[Start of Attachment]
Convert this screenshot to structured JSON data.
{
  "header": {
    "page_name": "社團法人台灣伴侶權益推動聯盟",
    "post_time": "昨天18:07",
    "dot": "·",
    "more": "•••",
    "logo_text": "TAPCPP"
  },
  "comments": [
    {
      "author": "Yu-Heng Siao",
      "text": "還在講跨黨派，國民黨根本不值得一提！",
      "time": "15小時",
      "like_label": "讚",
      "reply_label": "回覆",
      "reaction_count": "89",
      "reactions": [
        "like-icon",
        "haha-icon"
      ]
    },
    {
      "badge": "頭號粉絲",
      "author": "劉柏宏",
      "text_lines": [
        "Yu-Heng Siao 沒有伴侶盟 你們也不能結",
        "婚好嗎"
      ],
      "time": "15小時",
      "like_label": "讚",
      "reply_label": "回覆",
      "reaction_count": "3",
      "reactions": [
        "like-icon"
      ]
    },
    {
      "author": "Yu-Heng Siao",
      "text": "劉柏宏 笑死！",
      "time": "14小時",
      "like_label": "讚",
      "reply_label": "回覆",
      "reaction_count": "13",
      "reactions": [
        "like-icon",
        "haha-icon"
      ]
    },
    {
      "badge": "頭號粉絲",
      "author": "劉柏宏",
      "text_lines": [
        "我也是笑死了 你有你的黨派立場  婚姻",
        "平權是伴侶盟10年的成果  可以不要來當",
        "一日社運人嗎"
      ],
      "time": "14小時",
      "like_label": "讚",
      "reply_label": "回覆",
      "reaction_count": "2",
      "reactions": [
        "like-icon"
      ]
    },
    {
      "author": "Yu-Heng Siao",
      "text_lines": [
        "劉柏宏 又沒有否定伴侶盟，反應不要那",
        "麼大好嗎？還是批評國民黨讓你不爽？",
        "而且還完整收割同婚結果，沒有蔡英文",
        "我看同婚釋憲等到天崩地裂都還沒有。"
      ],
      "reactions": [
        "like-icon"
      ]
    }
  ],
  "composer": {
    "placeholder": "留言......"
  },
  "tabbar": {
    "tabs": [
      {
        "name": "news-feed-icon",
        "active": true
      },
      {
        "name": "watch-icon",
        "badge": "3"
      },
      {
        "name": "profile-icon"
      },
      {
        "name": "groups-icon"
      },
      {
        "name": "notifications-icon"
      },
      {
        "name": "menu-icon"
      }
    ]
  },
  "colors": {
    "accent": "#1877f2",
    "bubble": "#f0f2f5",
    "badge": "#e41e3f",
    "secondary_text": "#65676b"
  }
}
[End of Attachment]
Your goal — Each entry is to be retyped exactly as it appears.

Output for this task —
Convert this screenshot to structured JSON data.
{
  "header": {
    "page_name": "社團法人台灣伴侶權益推動聯盟",
    "post_time": "昨天18:07",
    "dot": "·",
    "more": "•••",
    "logo_text": "TAPCPP"
  },
  "comments": [
    {
      "author": "Yu-Heng Siao",
      "text": "還在講跨黨派，國民黨根本不值得一提！",
      "time": "15小時",
      "like_label": "讚",
      "reply_label": "回覆",
      "reaction_count": "89",
      "reactions": [
        "like-icon",
        "haha-icon"
      ]
    },
    {
      "badge": "頭號粉絲",
      "author": "劉柏宏",
      "text_lines": [
        "Yu-Heng Siao 沒有伴侶盟 你們也不能結",
        "婚好嗎"
      ],
      "time": "15小時",
      "like_label": "讚",
      "reply_label": "回覆",
      "reaction_count": "3",
      "reactions": [
        "like-icon"
      ]
    },
    {
      "author": "Yu-Heng Siao",
      "text": "劉柏宏 笑死！",
      "time": "14小時",
      "like_label": "讚",
      "reply_label": "回覆",
      "reaction_count": "13",
      "reactions": [
        "like-icon",
        "haha-icon"
      ]
    },
    {
      "badge": "頭號粉絲",
      "author": "劉柏宏",
      "text_lines": [
        "我也是笑死了 你有你的黨派立場  婚姻",
        "平權是伴侶盟10年的成果  可以不要來當",
        "一日社運人嗎"
      ],
      "time": "14小時",
      "like_label": "讚",
      "reply_label": "回覆",
      "reaction_count": "2",
      "reactions": [
        "like-icon"
      ]
    },
    {
      "author": "Yu-Heng Siao",
      "text_lines": [
        "劉柏宏 又沒有否定伴侶盟，反應不要那",
        "麼大好嗎？還是批評國民黨讓你不爽？",
        "而且還完整收割同婚結果，沒有蔡英文",
        "我看同婚釋憲等到天崩地裂都還沒有。"
      ],
      "reactions": [
        "like-icon"
      ]
    }
  ],
  "composer": {
    "placeholder": "留言......"
  },
  "tabbar": {
    "tabs": [
      {
        "name": "news-feed-icon",
        "active": true
      },
      {
        "name": "watch-icon",
        "badge": "3"
      },
      {
        "name": "profile-icon"
      },
      {
        "name": "groups-icon"
      },
      {
        "name": "notifications-icon"
      },
      {
        "name": "menu-icon"
      }
    ]
  },
  "colors": {
    "accent": "#1877f2",
    "bubble": "#f0f2f5",
    "badge": "#e41e3f",
    "secondary_text": "#65676b"
  }
}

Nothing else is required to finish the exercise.